The Party will continue to take simultaneous, coordinated and comprehensive steps to ensure that officials do not have the audacity, opportunity, or desire to become corrupt. We must show zero tolerance in opposing corruption and punishing wrongdoing, and we must take more forceful action to both prevent new cases and root out existing ones, the report said.
In the past few months, anti-corruption moves have swept through many fields. Under the spotlight are many sports officials and leaders of state-owned enterprises who are under investigation.
On Wednesday, two more former top-tier Chinese soccer officials were put under investigation, according to China’s disciplinary watchdog, bringing the total number of senior soccer officials under investigation to eight.
In the past few weeks, more than 10 leaders of state-owned firms have been put under investigation, according to the CCDI.
On Monday, a list of targets of the latest round of inspection was announced, including the Party groups of 30 state-owned enterprises administrated by central authorities and the Party committees of five centrally administrated state-owned financial institutions.
Compared with the period before the 20th CPC National Congress, the Party’s fight against corruption is now much more in-depth, said Zhi. “One of the important features is the resolute punishment of corruption that was closely felt by the general public. The Party is conducting all-round and deep-seated investigations and punishments for corruption that the public has long detested.”

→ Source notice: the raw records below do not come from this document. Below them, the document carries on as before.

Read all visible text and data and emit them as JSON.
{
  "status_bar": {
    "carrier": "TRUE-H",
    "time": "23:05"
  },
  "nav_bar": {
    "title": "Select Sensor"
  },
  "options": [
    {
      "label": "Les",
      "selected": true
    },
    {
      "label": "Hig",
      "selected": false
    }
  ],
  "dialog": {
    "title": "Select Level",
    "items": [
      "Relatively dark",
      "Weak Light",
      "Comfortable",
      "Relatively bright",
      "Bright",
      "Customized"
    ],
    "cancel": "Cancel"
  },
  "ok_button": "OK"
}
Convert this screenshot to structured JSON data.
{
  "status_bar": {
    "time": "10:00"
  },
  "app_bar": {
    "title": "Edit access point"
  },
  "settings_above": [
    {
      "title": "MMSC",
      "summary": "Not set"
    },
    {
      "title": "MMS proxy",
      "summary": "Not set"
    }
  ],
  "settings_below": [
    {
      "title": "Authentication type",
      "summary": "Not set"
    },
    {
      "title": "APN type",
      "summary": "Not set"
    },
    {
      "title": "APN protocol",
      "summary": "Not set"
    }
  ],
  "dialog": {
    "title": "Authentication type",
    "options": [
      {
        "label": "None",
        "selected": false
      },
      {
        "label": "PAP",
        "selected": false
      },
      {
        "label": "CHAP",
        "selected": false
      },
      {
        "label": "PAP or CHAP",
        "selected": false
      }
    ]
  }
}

“The unprecedented fight against corruption will continue to advance,” Zhi said. (Source: Global Times)